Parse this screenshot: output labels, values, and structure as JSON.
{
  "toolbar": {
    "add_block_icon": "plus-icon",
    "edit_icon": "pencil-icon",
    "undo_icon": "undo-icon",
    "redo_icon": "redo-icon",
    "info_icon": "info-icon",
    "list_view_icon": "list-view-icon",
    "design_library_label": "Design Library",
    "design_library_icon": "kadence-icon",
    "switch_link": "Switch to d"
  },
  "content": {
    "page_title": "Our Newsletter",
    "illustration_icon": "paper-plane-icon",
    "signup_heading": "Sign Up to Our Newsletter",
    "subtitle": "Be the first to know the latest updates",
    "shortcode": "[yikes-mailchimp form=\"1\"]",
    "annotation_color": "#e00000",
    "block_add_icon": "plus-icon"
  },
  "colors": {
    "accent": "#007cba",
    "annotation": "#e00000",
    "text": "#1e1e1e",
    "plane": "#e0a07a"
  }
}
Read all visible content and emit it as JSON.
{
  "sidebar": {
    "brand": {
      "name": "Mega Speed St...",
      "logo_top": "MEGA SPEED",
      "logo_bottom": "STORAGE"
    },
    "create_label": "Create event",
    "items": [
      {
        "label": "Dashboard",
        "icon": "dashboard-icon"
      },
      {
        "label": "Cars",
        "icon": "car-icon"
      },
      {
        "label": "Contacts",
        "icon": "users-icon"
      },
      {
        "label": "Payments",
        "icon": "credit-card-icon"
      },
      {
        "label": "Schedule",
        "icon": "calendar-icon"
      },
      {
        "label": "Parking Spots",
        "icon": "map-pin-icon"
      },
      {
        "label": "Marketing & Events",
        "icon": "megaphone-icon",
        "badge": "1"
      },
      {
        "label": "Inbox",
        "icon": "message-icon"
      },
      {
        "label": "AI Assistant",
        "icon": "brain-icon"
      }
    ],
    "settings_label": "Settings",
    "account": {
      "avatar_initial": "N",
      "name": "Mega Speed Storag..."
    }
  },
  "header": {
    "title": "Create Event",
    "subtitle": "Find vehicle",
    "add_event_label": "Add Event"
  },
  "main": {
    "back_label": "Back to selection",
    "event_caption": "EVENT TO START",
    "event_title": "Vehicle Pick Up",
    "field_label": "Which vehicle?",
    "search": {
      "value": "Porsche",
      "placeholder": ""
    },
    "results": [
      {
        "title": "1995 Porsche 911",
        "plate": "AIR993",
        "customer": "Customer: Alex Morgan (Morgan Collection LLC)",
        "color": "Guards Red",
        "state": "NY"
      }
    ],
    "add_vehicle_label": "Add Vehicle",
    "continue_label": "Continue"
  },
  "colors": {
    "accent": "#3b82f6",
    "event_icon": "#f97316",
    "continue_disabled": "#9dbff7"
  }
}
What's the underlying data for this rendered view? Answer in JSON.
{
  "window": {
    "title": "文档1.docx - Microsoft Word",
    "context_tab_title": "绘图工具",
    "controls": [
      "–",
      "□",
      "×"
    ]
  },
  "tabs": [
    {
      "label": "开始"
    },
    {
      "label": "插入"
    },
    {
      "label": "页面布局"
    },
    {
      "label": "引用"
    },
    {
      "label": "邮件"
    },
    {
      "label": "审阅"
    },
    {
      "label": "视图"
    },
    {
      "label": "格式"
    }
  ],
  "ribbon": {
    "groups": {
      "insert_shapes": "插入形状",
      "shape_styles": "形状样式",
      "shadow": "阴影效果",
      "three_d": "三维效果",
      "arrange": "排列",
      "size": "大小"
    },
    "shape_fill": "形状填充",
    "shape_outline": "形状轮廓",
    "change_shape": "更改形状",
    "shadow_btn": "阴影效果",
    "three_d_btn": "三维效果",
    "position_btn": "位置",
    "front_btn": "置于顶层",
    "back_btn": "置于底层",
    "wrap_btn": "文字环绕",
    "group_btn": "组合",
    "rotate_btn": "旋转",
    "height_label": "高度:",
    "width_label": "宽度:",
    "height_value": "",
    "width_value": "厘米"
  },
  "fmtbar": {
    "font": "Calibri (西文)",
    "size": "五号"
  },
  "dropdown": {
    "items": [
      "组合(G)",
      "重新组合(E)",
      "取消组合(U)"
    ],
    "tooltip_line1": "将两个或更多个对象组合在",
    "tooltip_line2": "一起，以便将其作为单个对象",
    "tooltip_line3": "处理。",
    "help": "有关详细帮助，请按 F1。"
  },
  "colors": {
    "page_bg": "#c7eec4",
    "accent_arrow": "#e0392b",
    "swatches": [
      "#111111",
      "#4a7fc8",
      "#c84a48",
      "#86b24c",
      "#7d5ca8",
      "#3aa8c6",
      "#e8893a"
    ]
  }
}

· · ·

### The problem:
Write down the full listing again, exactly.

### Output of the task:
Parse this screenshot: output labels, values, and structure as JSON.
{
  "toolbar": {
    "add_block_icon": "plus-icon",
    "edit_icon": "pencil-icon",
    "undo_icon": "undo-icon",
    "redo_icon": "redo-icon",
    "info_icon": "info-icon",
    "list_view_icon": "list-view-icon",
    "design_library_label": "Design Library",
    "design_library_icon": "kadence-icon",
    "switch_link": "Switch to d"
  },
  "content": {
    "page_title": "Our Newsletter",
    "illustration_icon": "paper-plane-icon",
    "signup_heading": "Sign Up to Our Newsletter",
    "subtitle": "Be the first to know the latest updates",
    "shortcode": "[yikes-mailchimp form=\"1\"]",
    "annotation_color": "#e00000",
    "block_add_icon": "plus-icon"
  },
  "colors": {
    "accent": "#007cba",
    "annotation": "#e00000",
    "text": "#1e1e1e",
    "plane": "#e0a07a"
  }
}
Read all visible content and emit it as JSON.
{
  "sidebar": {
    "brand": {
      "name": "Mega Speed St...",
      "logo_top": "MEGA SPEED",
      "logo_bottom": "STORAGE"
    },
    "create_label": "Create event",
    "items": [
      {
        "label": "Dashboard",
        "icon": "dashboard-icon"
      },
      {
        "label": "Cars",
        "icon": "car-icon"
      },
      {
        "label": "Contacts",
        "icon": "users-icon"
      },
      {
        "label": "Payments",
        "icon": "credit-card-icon"
      },
      {
        "label": "Schedule",
        "icon": "calendar-icon"
      },
      {
        "label": "Parking Spots",
        "icon": "map-pin-icon"
      },
      {
        "label": "Marketing & Events",
        "icon": "megaphone-icon",
        "badge": "1"
      },
      {
        "label": "Inbox",
        "icon": "message-icon"
      },
      {
        "label": "AI Assistant",
        "icon": "brain-icon"
      }
    ],
    "settings_label": "Settings",
    "account": {
      "avatar_initial": "N",
      "name": "Mega Speed Storag..."
    }
  },
  "header": {
    "title": "Create Event",
    "subtitle": "Find vehicle",
    "add_event_label": "Add Event"
  },
  "main": {
    "back_label": "Back to selection",
    "event_caption": "EVENT TO START",
    "event_title": "Vehicle Pick Up",
    "field_label": "Which vehicle?",
    "search": {
      "value": "Porsche",
      "placeholder": ""
    },
    "results": [
      {
        "title": "1995 Porsche 911",
        "plate": "AIR993",
        "customer": "Customer: Alex Morgan (Morgan Collection LLC)",
        "color": "Guards Red",
        "state": "NY"
      }
    ],
    "add_vehicle_label": "Add Vehicle",
    "continue_label": "Continue"
  },
  "colors": {
    "accent": "#3b82f6",
    "event_icon": "#f97316",
    "continue_disabled": "#9dbff7"
  }
}
What's the underlying data for this rendered view? Answer in JSON.
{
  "window": {
    "title": "文档1.docx - Microsoft Word",
    "context_tab_title": "绘图工具",
    "controls": [
      "–",
      "□",
      "×"
    ]
  },
  "tabs": [
    {
      "label": "开始"
    },
    {
      "label": "插入"
    },
    {
      "label": "页面布局"
    },
    {
      "label": "引用"
    },
    {
      "label": "邮件"
    },
    {
      "label": "审阅"
    },
    {
      "label": "视图"
    },
    {
      "label": "格式"
    }
  ],
  "ribbon": {
    "groups": {
      "insert_shapes": "插入形状",
      "shape_styles": "形状样式",
      "shadow": "阴影效果",
      "three_d": "三维效果",
      "arrange": "排列",
      "size": "大小"
    },
    "shape_fill": "形状填充",
    "shape_outline": "形状轮廓",
    "change_shape": "更改形状",
    "shadow_btn": "阴影效果",
    "three_d_btn": "三维效果",
    "position_btn": "位置",
    "front_btn": "置于顶层",
    "back_btn": "置于底层",
    "wrap_btn": "文字环绕",
    "group_btn": "组合",
    "rotate_btn": "旋转",
    "height_label": "高度:",
    "width_label": "宽度:",
    "height_value": "",
    "width_value": "厘米"
  },
  "fmtbar": {
    "font": "Calibri (西文)",
    "size": "五号"
  },
  "dropdown": {
    "items": [
      "组合(G)",
      "重新组合(E)",
      "取消组合(U)"
    ],
    "tooltip_line1": "将两个或更多个对象组合在",
    "tooltip_line2": "一起，以便将其作为单个对象",
    "tooltip_line3": "处理。",
    "help": "有关详细帮助，请按 F1。"
  },
  "colors": {
    "page_bg": "#c7eec4",
    "accent_arrow": "#e0392b",
    "swatches": [
      "#111111",
      "#4a7fc8",
      "#c84a48",
      "#86b24c",
      "#7d5ca8",
      "#3aa8c6",
      "#e8893a"
    ]
  }
}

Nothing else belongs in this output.